Level 3: This means that you write a sequence of paragraphs with detailed knowledge and understanding and also organise the paragraphs in a way that makes sense. For example, you can do this by making links between events and explaining why something happened. The most important feature of a Level 3 answer, is that it reads much more fluently and it is obvious that you have planned and thought about your answer before starting to write. To achieve Level 4, you will need to organise your answer so that it has an introduction, an argument and a conclusion.
Level 4: This means that you have read the question very carefully and can organise your answer properly. Your answer should have an introduction, which directly links to the focus of the question and tells the examiner the line you will take. You should then write a series of linked paragraphs which support your argument. Finally, you should write a conclusion summarising the main points.
Assessment Objectives 2 and 3: Students’ version Level 1: This means that you take information from the sources without thinking about the context of the sources or who produced it. You simply rewrite the information that the source gives you, without trying to work out anything from the information.

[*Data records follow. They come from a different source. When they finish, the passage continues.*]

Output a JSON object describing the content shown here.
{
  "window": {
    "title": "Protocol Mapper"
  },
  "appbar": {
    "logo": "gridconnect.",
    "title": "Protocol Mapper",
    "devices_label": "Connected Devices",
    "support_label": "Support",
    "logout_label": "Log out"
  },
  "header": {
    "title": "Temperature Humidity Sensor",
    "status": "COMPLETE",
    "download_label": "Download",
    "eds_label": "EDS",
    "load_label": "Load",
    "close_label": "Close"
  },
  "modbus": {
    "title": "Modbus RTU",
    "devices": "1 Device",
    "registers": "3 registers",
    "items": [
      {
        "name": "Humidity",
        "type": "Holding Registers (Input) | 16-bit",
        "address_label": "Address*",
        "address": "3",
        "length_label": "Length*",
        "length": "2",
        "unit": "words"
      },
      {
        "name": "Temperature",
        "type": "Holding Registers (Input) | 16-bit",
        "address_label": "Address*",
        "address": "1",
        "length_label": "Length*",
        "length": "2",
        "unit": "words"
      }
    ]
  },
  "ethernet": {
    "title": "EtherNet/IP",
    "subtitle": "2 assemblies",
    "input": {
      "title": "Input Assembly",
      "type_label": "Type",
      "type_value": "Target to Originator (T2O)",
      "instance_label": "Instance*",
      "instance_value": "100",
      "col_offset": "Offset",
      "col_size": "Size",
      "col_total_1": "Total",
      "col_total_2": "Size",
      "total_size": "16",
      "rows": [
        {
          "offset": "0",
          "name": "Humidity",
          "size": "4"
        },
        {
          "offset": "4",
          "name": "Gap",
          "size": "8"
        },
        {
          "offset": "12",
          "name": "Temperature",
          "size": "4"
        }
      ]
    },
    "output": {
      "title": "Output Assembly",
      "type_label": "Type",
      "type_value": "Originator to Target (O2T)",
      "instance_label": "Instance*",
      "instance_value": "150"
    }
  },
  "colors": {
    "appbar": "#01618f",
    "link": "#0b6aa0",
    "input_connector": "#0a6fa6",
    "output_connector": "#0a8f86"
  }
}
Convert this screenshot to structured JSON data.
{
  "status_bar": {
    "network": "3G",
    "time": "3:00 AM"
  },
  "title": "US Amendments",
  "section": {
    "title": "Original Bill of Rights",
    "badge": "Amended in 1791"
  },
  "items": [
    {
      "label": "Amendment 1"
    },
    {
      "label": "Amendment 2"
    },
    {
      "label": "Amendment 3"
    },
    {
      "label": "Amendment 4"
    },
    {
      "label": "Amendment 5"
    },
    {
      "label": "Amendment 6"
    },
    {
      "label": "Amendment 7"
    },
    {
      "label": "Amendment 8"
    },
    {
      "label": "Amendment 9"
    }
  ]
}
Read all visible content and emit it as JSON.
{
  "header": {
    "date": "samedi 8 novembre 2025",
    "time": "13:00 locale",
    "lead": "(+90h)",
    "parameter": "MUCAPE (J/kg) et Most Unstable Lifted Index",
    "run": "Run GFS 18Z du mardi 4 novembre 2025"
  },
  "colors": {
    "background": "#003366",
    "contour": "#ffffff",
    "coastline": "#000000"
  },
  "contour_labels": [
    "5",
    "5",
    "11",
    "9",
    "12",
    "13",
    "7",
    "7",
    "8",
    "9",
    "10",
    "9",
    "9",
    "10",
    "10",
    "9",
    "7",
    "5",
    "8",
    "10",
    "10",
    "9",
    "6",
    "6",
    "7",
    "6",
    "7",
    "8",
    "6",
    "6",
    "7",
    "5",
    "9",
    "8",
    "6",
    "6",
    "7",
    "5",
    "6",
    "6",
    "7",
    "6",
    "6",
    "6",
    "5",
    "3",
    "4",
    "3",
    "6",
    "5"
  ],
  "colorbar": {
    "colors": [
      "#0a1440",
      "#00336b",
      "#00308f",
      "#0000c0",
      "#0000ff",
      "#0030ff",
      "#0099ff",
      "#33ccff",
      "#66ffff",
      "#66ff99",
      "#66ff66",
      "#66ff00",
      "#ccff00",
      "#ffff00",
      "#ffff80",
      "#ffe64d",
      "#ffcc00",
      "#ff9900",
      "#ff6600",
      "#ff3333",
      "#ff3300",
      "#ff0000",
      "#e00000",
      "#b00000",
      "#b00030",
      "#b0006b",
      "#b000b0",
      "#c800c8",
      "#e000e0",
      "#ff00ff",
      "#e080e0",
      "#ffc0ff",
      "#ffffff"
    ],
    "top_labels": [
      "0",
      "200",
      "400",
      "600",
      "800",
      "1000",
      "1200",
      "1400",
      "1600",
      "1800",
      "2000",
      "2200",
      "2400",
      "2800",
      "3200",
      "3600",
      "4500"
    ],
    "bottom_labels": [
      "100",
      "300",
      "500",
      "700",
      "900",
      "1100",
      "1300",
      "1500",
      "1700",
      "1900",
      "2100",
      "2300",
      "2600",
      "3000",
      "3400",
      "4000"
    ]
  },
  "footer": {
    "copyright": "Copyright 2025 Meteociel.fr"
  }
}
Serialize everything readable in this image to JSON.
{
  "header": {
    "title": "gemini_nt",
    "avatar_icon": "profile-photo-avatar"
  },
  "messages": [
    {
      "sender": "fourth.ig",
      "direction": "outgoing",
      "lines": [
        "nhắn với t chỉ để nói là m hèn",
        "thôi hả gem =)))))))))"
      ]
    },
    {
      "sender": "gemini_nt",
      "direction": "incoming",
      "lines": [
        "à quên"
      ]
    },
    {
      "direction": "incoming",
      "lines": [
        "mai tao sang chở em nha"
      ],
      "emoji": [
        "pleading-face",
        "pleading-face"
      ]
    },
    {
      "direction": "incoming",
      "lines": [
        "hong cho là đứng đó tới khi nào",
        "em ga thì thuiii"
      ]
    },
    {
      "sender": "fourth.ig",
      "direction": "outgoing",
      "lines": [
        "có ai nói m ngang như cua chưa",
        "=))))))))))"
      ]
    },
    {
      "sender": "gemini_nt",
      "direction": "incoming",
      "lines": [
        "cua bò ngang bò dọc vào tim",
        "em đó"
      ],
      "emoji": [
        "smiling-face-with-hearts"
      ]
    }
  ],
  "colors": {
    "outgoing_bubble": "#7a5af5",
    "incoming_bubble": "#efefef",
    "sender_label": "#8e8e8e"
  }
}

If you use your own knowledge it will be in simple statements or sentences. To improve to Level 2, you will need to make inferences or try to supply some background knowledge.
Level 2: This means that you are able to make inferences from sources, for example you can work out what is going on in the background. You can also explain dates, events and names that are mentioned in the sources, by use of your own knowledge. You can cross-reference between sources and work out if they are saying the same thing or sharing the same opinion, but you do not go on to use the source to answer the questions. You may go through the sources in turn, rather than looking for real similarities and grouping the sources together. If you use your own knowledge, you will write paragraphs which are not connected. You may write one paragraph about the sources and another about your own knowledge. To improve to Level 3, you will need to think more about the extent of support between sources and use the sources to stimulate your own knowledge.
Level 3: This means that you are able to make inferences from the sources, cross reference sources and make judgements on the extent of support between them. You can evaluate a view or interpretation of the past using the sources and your own knowledge. You use the sources and your own knowledge in the same paragraphs to explain why something happened. To improve to Level 4, you will need to organise your answer into an essay with an introduction, an argument and a conclusion, using both the sources and your own knowledge.
Level 4: This means that you have read the sources carefully and rather than go through the sources in the order they are on the examination paper, you use them, as appropriate, in your work. You may refer to the sources in chronological order to help you explain your answer. You write a balanced essay answer in which the sources and your own knowledge are used to support your argument. You fully focus on the question, often integrating the sources and your own knowledge.